“We’re constantly improving our algorithms and build forward to improve,” a Google spokesperson said, when asked directly if this new core update reverses the previous core updates.


How do I change my behaviour to accommodate this update?



As always, Google likes to keep its secrets when it comes to the specifics of its algorithms and the changes their updates make.


The official line is that the way to get the best possible ranking for your web page is to keep generating quality content on a regular basis.


Google made several statements on Twitter and advised any changes made through updates that required changes in behaviour would be announced well in advance, as was the case with the Speed Update.


But in this case, Google said this update wasn't about "fixing" anything and that users do not have to radically change their behaviour to see results in rankings.


"Sometimes, we make broad changes to our core algorithm. We inform about those because the actionable advice is that there is nothing in particular to “fix,” and we don’t want content owners to mistakenly try to change things that aren’t issues," the statement said.

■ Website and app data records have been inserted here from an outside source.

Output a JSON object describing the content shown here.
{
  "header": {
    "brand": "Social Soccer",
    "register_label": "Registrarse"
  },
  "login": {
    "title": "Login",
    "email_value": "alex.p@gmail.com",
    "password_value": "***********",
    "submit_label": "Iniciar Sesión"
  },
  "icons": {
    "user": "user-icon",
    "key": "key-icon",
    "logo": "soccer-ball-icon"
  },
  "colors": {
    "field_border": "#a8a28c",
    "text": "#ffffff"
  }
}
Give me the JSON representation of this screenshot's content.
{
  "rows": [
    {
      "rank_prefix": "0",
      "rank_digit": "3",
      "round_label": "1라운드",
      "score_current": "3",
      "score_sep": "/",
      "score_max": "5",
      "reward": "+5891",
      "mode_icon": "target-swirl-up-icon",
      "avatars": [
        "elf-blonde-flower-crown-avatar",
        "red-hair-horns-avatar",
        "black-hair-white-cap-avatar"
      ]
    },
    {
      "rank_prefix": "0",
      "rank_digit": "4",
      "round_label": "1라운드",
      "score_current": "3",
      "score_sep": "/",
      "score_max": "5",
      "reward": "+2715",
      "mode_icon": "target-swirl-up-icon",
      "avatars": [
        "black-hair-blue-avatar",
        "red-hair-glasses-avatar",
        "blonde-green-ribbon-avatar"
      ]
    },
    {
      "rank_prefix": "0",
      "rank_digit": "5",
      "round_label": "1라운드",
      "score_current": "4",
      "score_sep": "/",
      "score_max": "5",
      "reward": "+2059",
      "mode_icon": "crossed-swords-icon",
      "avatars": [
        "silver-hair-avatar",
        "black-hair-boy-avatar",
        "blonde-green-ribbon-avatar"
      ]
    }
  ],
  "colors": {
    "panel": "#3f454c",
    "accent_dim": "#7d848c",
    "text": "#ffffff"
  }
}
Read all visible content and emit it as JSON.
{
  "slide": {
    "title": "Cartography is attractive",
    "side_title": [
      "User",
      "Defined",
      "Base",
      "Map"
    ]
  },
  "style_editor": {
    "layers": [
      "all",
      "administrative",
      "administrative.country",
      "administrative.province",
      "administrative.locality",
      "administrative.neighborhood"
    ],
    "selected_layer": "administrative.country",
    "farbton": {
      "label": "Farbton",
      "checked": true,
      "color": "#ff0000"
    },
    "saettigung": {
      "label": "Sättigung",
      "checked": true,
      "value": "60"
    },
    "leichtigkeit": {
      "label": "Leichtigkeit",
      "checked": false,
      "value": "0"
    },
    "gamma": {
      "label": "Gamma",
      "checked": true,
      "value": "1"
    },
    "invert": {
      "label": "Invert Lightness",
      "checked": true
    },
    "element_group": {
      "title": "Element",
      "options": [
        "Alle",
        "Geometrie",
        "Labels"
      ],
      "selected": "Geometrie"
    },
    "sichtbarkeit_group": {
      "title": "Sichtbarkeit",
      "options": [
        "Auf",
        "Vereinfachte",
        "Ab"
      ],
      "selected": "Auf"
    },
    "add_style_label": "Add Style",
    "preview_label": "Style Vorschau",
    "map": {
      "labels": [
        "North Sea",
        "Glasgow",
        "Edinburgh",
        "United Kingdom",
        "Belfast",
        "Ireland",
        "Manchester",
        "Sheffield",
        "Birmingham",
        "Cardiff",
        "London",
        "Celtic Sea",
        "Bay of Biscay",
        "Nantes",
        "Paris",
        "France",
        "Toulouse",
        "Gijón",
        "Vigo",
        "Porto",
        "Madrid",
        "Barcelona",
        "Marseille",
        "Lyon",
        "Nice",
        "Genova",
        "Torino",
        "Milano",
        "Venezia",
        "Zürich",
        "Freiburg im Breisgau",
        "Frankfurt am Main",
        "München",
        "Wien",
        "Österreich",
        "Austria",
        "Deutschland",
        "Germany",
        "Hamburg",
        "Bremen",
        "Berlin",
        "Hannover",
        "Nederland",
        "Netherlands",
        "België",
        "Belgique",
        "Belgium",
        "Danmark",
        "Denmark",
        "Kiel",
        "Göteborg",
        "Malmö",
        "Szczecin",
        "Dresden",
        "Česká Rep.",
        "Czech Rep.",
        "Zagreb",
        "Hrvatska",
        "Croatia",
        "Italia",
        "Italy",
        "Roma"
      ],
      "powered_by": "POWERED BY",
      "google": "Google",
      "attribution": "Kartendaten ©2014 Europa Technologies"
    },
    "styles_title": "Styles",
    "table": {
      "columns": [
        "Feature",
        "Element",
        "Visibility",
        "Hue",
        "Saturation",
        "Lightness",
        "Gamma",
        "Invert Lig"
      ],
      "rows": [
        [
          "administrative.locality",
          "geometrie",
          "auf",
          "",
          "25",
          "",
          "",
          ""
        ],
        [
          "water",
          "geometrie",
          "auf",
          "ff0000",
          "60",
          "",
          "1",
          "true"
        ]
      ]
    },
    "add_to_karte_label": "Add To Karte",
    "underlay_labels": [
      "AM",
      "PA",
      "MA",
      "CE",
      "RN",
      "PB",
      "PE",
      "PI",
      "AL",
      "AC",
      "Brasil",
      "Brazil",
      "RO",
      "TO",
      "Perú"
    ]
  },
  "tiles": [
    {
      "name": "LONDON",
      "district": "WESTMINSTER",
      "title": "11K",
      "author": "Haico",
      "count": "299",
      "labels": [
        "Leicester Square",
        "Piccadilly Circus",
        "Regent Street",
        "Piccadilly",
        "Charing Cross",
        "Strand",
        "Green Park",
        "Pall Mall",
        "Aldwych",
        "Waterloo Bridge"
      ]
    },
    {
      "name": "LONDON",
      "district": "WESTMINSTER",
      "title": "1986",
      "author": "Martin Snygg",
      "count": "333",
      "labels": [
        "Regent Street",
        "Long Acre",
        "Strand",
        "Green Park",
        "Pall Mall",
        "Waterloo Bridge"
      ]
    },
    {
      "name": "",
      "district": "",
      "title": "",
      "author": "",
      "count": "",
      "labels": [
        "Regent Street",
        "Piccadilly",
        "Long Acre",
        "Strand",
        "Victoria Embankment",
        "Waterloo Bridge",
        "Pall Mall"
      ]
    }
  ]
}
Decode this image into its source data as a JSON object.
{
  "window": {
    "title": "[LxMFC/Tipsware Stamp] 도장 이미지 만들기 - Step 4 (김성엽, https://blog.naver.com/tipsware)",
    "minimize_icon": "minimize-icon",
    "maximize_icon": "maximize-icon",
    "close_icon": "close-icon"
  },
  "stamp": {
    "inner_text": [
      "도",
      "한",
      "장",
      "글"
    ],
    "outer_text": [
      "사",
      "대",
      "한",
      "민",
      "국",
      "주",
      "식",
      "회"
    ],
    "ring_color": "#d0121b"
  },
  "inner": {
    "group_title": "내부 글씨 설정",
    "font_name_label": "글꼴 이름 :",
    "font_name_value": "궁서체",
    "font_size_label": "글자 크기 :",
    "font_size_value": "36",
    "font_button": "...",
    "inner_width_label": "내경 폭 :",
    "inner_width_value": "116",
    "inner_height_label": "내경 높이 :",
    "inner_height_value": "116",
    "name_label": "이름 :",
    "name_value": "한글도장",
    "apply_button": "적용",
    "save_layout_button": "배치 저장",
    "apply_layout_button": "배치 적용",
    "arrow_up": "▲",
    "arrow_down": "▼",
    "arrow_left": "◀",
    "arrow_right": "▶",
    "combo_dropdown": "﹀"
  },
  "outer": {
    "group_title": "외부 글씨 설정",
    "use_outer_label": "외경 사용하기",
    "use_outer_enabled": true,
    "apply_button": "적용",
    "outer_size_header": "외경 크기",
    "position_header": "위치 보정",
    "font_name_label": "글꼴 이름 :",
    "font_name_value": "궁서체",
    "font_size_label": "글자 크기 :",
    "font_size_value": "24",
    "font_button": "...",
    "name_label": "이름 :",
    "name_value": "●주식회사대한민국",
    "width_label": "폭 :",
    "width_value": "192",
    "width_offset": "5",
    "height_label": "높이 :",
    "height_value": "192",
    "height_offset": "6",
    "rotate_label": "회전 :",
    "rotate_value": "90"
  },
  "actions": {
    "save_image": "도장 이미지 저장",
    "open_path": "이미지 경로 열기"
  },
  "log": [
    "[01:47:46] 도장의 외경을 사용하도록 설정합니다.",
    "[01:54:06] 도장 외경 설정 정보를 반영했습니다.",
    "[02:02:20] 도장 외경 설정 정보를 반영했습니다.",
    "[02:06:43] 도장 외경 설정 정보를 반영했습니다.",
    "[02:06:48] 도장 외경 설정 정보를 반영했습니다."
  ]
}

>> Low quality content, poor link building and meta optimisation are actionable issues that require a "fix". See if your website is affected by enquiring here<<


Improving reinforcement learning


A fundamental part of machine learning is reinforcement learning, which has been applied for the last 20 years.


Reinforcement learning works by agents performing a range of actions in different states to earn rewards in the form of numeric scores.


Q-Learning is a reinforcement learning algorithm used by Google and it was identified in a recent research paper that it was showing signs of bias, which the March 2019 Core Update has addressed.


“We identify a fundamental source of error in Q-learning and other forms of dynamic programming with function approximation. Delusional bias arises when the approximation architecture limits the class of expressible greedy policies ... inconsistent or even conflicting Q-value estimates can result, leading to pathological behaviour such as over/under-estimation, instability and even divergence," the Google research paper read.


Is this Google's biggest update?


While this update has been big enough to earn its own official name (and a future naming convention), it is not the largest update by a long shot.


"This was a noticeable update that we felt warranted confirming, in keeping with what we’ve said before," Google said. "But it is far from being the biggest update Google has ever done."


What is the connection between neural matching and this update?


In September, 2018, Google introduced a Neural Matching algorithm in a bid to better understand concepts. The search engine giants confirmed this algorithm was being applied to 30 percent of searches.


It uses powerful artificial intelligence technology to better connect general requests with the correct search results. For example, one of the early sample queries used with Neural Matching was: "Why does my TV look strange?"


This new search engine technology was able to correctly match this search with pages describing the Soap Opera Effect, which is created by the use of motion smoothing by modern televisions.


Because this technology is in its relative infancy, there have been suggestions that the March 2019 Core Update could be a way to refine and further implement Neural Matching.


Google denied this is the case, saying there were no updates for Neural Matching at the same time as the March 2019 Core Update.


"Neural matching has been part of our core ranking system for over half-a-year. None of the core updates we have confirmed coincided with some new use of neural matching," Google said.


So, while there have been early changes that have been very noticeable, the full impact of the March 2019 Core Update remain to be seen.


In the interim, it is best to do as Google advises and ensure your page is relevant, regularly updated and that you are constantly adding fresh content to your site with the right balance of SEO.